The projections account for the approximate number of jobs related to the sale, cultivation, processing, manufacturing, testing and distribution of marijuana. The report, however, doesn’t include estimates for jobs created by ancillary businesses that work around the industry, like security contractors, real estate companies and law firms.

Two types of budtenders
John Kagia, New Frontier’s chief knowledge officer, said the bulk of the predicted jobs will likely be in either cultivation or retail.

“Those tend to be highly labor intensive in both regards,” Kagia said, stressing the “distinctions between the types of roles that you would see in each of those ecosystems.”

Kagia noted that grow operations are typically run by a “core, dedicated staff,” which can include cultivators, biochemists, botanists and structural engineers. Then, around harvest time, temporary workers are often hired to take on more labor-intensive tasks, like “moving the plants around [and] making sure they’re watered.”

“There’s a two-tiering of technical and non-technical roles, and it is often the case that the non-technical roles tend to outnumber the technical ones,” he said.

Many retail jobs are held by budtenders who sell cannabis products at licensed shops, according to Kagia, who said the role is still loosely defined. Some dispensary employees are extremely knowledgable about specific products and the science of cannabis, while others function “more like a Starbucks barista,” he said.

Kagia, who expects to see that divide become more pronounced, said the latter type of budtenders are “highly displaceable” and tend to see more job turnover and earn around minimum wage.

The total number of nationwide cannabis jobs is expected to climb from 340,344 this year to 743,196 in 2025, when Illinois’ jobs totals should trail only three states, the report states. By then, 123,567 people will be employed in the nation’s largest state cannabis industry in California, and Florida and Washington will respectively have 85,626 and 67,343 weed workers.

Both California and Washington have already fully legalized marijuana, but Florida only has a medical pot law on the books. An upcoming referendum that may appear on Florida’s 2020 ballot could change that by legalizing the drug for anyone over 21 years old.

$98 billion if legalized nationally
Another model included in the report looks at what would happen if pot was legalized nationwide. Annual revenues would reach nearly $98 billion by 2025, the authors state. Nearly half of that amount, $47 billion, would ultimately go to the federal government in taxes.

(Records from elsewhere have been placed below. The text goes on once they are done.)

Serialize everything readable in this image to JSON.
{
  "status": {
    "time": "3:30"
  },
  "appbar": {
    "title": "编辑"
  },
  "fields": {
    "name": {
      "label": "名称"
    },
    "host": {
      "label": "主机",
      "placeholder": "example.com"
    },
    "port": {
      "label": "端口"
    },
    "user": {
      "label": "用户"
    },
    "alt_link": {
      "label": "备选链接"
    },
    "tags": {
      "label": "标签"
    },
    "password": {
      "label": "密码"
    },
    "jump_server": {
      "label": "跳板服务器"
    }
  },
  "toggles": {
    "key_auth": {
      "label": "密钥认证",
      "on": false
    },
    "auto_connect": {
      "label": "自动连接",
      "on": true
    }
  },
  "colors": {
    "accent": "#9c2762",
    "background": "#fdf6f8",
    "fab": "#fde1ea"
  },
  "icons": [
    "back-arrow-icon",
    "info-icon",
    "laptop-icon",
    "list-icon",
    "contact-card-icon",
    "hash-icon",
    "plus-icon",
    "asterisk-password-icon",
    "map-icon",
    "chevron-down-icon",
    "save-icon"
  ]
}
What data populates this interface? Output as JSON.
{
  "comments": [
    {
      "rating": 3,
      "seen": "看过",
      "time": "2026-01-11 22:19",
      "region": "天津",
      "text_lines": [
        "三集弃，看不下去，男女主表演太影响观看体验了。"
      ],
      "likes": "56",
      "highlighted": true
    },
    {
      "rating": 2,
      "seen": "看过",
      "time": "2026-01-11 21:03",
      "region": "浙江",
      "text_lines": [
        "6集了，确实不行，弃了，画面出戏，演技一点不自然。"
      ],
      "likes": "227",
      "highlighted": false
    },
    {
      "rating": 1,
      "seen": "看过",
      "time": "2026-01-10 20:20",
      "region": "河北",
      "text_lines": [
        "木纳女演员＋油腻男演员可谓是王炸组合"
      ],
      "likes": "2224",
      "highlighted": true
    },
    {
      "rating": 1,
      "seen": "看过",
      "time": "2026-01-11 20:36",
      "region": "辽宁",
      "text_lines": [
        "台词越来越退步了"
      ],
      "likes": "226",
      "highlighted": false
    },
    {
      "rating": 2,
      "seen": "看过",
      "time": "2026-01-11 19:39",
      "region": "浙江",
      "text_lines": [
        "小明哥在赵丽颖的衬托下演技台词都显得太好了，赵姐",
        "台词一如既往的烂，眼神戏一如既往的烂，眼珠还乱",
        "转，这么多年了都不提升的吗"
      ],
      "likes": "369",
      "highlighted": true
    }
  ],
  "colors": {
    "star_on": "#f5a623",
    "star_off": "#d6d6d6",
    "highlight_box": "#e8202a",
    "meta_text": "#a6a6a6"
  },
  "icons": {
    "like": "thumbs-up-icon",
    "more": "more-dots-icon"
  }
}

The theoretical model envisions an industry unencumbered by weed’s classification as a dangerous Schedule I drug, which prevents cannabis firms from using traditional financial services and taking advantage of certain tax deductions. While the banking issue could be resolved by legislation awaiting a vote in the U.S. Senate, Kagia said the current “taxation regime” will likely continue to serve “as a drogue on growth and expansion.”

That’s “simply because these businesses, despite how lucrative some have been, are not able to recapitalize in the way other sectors might be able to,” he added.

Under the theoretical model, more than 1.6 million people would be employed in the country’s pot industry by 2025, with 66,728 of them working in Illinois. (That assumes also that 25 percent of the industry would still be underground.)

As a comparison, the U.S. Bureau of Labor Statistics estimated last May there were 65,630 non-special education elementary school teachers in the state.